▶ [INPUT MATERIAL]:
* * * * *

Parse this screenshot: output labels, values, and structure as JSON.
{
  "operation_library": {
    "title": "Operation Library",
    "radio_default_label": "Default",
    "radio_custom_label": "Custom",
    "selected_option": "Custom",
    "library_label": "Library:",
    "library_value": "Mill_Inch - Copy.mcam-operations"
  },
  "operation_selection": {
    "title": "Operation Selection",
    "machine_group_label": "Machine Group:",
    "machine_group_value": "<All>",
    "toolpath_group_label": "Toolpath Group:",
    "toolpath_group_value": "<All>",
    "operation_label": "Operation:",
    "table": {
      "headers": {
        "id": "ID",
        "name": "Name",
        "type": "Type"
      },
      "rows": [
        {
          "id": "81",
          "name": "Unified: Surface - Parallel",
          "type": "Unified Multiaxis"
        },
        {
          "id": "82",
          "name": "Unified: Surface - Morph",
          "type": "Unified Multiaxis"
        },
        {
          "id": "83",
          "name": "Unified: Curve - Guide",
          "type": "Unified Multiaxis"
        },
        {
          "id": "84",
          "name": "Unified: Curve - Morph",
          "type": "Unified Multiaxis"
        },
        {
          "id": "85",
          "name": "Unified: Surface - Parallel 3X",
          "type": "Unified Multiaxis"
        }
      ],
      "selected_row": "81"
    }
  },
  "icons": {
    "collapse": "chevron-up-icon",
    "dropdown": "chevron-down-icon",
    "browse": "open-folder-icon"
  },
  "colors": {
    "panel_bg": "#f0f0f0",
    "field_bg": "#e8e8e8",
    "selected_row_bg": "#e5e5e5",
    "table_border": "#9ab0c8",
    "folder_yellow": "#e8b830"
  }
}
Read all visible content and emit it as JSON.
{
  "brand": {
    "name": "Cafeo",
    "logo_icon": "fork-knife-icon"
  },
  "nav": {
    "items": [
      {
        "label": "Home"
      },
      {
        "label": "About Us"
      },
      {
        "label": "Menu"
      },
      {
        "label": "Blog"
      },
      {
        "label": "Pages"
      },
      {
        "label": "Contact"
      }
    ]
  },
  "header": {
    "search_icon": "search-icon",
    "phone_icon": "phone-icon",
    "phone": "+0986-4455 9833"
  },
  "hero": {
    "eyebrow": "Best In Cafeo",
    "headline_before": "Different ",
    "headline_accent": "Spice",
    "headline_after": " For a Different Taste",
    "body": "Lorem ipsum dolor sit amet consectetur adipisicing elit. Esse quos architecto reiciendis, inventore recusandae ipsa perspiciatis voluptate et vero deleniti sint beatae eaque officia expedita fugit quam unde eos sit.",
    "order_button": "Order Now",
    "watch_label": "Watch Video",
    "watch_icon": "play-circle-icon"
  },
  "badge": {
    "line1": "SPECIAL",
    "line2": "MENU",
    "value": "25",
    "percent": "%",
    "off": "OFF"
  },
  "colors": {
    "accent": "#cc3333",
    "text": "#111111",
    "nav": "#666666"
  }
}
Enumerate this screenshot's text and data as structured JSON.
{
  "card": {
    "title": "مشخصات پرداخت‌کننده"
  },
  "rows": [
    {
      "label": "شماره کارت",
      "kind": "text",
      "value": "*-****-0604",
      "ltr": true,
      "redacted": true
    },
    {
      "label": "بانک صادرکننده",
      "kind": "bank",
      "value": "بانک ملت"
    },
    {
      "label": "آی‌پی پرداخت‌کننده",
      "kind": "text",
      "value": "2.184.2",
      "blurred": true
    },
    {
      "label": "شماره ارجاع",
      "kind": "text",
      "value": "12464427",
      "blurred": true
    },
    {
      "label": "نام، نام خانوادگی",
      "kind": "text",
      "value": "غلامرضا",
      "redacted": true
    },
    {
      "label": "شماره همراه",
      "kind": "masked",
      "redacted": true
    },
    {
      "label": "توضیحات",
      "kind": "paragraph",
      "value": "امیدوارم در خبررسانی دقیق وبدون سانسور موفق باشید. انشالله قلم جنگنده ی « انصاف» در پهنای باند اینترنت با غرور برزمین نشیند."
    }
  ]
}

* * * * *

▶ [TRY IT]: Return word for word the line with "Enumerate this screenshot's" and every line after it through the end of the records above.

▶ [EXERCISE OUTPUT]:
Enumerate this screenshot's text and data as structured JSON.
{
  "card": {
    "title": "مشخصات پرداخت‌کننده"
  },
  "rows": [
    {
      "label": "شماره کارت",
      "kind": "text",
      "value": "*-****-0604",
      "ltr": true,
      "redacted": true
    },
    {
      "label": "بانک صادرکننده",
      "kind": "bank",
      "value": "بانک ملت"
    },
    {
      "label": "آی‌پی پرداخت‌کننده",
      "kind": "text",
      "value": "2.184.2",
      "blurred": true
    },
    {
      "label": "شماره ارجاع",
      "kind": "text",
      "value": "12464427",
      "blurred": true
    },
    {
      "label": "نام، نام خانوادگی",
      "kind": "text",
      "value": "غلامرضا",
      "redacted": true
    },
    {
      "label": "شماره همراه",
      "kind": "masked",
      "redacted": true
    },
    {
      "label": "توضیحات",
      "kind": "paragraph",
      "value": "امیدوارم در خبررسانی دقیق وبدون سانسور موفق باشید. انشالله قلم جنگنده ی « انصاف» در پهنای باند اینترنت با غرور برزمین نشیند."
    }
  ]
}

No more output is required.